“I now turn to the evidence of Mr Norman Scott. You will remember him well. A hysterical, warped personality, accomplished sponger and very skilful at exciting and exploiting sympathy… He is a crook. He is a fraud. He is a sponger. He is a whiner. He is a parasite.”

Preston remarks in his Acknowledgments that Scott – one of the few participants in this strange, eventful history who is still alive – was “enormously generous with his time”. It is clear that Scott was a vulnerable young man, with serious mental health problems, when Thorpe picked him up, but that he also possessed an independence of mind which disconcerted anyone who expected to be able to control him.

The least known major character in the book is Peter Bessell, a lay preacher, philanderer, Liberal MP and compulsive launcher of doomed business ventures, who fell under Thorpe’s spell, but eventually agreed to give evidence against him, once he realised that Thorpe was setting him up to be the fall guy.

Bessell, played by Alex Jennings in the BBC version, was supposed to stop Scott bothering Thorpe, but discovered this was a goal which could never be attained for very long, though Scott insisted all he was actually trying to do was deal with the problems with his National Insurance card. When it was put to him at the trial that he was hell-bent on destroying Thorpe, he replied that on the contrary, he was merely trying to sort out his National Insurance card: “National Insurance is my lifeblood!”

This becomes one of a number of running jokes in the book. Thorpe and his allies are often trying to retrieve some embarrassing letters which Scott is carrying round in a suitcase, of which copies may or may not have been made. One of these letters, written on House of Commons notepaper and signed “Yours affectionately, Jeremy”, contains the strangely memorable, but to this day somewhat opaque, sentence, “Bunnies can (and will) go to France.”

George Carman, the barrister who made his name by defending Thorpe, set out to break Bessell. By day three he had reduced the witness to such a self-lacerating state that Bessell, with the shame of a lay preacher who had been exposed as a hypocrite, was telling the court, “I have been guilty of quite disgraceful behaviour.”

The Sunday Telegraph had done a deal with Bessell under which he was to be paid £50,000 for a series of six articles if Thorpe was convicted, and £25,000 if Thorpe was acquitted.

Almost unbelievably, the office of the Director of Public Prosecutions had consented to this arrangement, with which Carman made hay. Again and again, while reading Preston’s account, one is amazed to find the truth so much stranger than fiction.

Scott’s dog, Rinka, was shot dead in 1975 on Exmoor by the hitman hired to kill Scott himself, and news of this crime reached the West Somerset Free Press, which reported it under the headline: “The Great Dane Mystery: Dog-in-a-Fog Case Baffles Police”.

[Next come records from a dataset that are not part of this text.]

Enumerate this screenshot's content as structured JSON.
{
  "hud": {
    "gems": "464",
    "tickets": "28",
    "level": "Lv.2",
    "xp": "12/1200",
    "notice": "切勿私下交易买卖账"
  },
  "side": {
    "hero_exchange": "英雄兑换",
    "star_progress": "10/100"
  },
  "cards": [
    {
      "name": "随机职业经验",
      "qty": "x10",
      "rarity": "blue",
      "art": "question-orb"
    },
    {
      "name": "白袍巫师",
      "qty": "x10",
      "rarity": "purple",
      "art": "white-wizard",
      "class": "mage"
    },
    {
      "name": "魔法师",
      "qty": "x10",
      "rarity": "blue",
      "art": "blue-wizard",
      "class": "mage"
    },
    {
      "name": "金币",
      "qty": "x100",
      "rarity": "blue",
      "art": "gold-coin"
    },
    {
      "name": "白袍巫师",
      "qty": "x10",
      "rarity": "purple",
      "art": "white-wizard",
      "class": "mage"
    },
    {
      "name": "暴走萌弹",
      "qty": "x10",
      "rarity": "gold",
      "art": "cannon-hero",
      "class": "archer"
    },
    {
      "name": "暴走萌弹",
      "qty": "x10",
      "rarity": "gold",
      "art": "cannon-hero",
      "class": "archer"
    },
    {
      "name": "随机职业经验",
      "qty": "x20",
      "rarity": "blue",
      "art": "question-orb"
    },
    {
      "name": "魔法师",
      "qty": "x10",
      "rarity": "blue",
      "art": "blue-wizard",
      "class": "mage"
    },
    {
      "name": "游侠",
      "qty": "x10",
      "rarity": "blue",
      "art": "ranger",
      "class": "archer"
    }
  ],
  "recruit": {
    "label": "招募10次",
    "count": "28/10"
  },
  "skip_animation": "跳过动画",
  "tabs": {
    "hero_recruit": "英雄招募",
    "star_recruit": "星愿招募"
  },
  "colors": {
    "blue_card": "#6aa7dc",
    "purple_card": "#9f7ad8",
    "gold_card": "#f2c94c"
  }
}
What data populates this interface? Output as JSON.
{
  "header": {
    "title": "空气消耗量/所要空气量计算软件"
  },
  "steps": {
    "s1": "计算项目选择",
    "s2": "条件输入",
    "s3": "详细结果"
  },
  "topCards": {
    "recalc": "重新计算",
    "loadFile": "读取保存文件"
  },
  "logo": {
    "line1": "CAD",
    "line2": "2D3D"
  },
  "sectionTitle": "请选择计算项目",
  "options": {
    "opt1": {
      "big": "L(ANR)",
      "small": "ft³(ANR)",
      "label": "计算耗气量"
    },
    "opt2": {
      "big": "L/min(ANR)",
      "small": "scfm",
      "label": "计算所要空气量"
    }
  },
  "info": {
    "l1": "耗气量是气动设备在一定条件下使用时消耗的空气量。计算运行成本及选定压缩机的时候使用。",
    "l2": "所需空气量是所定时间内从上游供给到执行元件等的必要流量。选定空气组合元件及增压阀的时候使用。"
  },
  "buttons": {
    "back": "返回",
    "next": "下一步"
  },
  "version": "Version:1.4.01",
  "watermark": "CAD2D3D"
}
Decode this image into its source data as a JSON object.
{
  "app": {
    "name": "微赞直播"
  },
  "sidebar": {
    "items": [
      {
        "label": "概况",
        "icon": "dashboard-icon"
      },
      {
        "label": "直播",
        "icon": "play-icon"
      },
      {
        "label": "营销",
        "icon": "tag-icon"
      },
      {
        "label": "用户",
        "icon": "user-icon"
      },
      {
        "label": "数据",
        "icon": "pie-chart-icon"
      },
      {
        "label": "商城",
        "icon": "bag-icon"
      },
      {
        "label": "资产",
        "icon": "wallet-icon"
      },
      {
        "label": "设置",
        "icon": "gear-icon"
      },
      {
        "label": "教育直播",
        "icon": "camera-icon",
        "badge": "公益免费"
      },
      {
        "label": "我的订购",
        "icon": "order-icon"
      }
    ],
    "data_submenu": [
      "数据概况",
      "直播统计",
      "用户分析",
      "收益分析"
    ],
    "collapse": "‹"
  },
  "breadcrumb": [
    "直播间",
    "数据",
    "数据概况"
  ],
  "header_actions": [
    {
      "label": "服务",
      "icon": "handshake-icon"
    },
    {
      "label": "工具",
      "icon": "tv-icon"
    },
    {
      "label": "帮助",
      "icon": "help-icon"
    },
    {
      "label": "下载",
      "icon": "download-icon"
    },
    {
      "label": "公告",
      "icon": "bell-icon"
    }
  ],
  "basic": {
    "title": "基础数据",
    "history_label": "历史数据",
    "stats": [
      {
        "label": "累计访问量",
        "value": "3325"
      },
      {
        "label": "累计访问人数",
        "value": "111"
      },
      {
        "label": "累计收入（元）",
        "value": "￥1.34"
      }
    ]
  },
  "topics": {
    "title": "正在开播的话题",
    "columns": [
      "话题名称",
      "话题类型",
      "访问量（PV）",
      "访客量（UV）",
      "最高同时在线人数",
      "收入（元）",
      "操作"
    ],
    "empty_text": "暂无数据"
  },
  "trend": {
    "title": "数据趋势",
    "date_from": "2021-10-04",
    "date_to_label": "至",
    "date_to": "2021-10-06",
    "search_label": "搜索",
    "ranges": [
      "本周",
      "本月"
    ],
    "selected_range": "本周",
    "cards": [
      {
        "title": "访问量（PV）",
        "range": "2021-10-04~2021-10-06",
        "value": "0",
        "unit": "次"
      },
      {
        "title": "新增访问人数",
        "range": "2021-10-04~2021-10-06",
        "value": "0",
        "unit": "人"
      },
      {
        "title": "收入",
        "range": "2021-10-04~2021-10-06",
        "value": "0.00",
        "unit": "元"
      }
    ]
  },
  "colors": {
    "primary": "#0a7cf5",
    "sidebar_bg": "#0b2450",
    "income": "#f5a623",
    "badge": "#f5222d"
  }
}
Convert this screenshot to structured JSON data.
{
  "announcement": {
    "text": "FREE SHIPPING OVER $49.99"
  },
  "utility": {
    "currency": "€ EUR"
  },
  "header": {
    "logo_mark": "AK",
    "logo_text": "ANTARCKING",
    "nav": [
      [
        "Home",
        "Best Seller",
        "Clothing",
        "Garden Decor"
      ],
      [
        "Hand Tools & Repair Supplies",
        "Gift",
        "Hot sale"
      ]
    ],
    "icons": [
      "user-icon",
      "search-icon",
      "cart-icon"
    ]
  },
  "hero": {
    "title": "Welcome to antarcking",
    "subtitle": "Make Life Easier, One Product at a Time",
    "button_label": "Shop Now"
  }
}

By fits and starts the trail led from Rinka back to Thorpe, who in 1976 had to resign as Liberal leader, and in 1979 was charged with conspiracy and incitement to commit murder. He managed to get the trial deferred while he stood and lost in the 1979 general election, during which Auberon Waugh ran as the candidate for the Dog Lovers’ Party, receiving 79 votes after Thorpe obtained an injunction preventing the distribution of Waugh’s manifesto.

At Westminster, senior members of other parties rallied round, at least at first. Wilson, while Prime Minister, suggested preposterously that the South Africans were to blame. This and Thorpe’s acquittal are generally regarded as “the Establishment” seeking to protect one of its own, and no doubt there was an element of that.

But it is hard now to remember quite how charming Thorpe was. He had an astounding ability to make people feel good about helping him to cover things up.

Through these pages stalk many other sinister figures, including Jimmy Savile and Cyril Smith. The 1970s were a very strange time, and anyone who imagines our legal system has never been more deficient than it is now should read Preston’s often very funny book.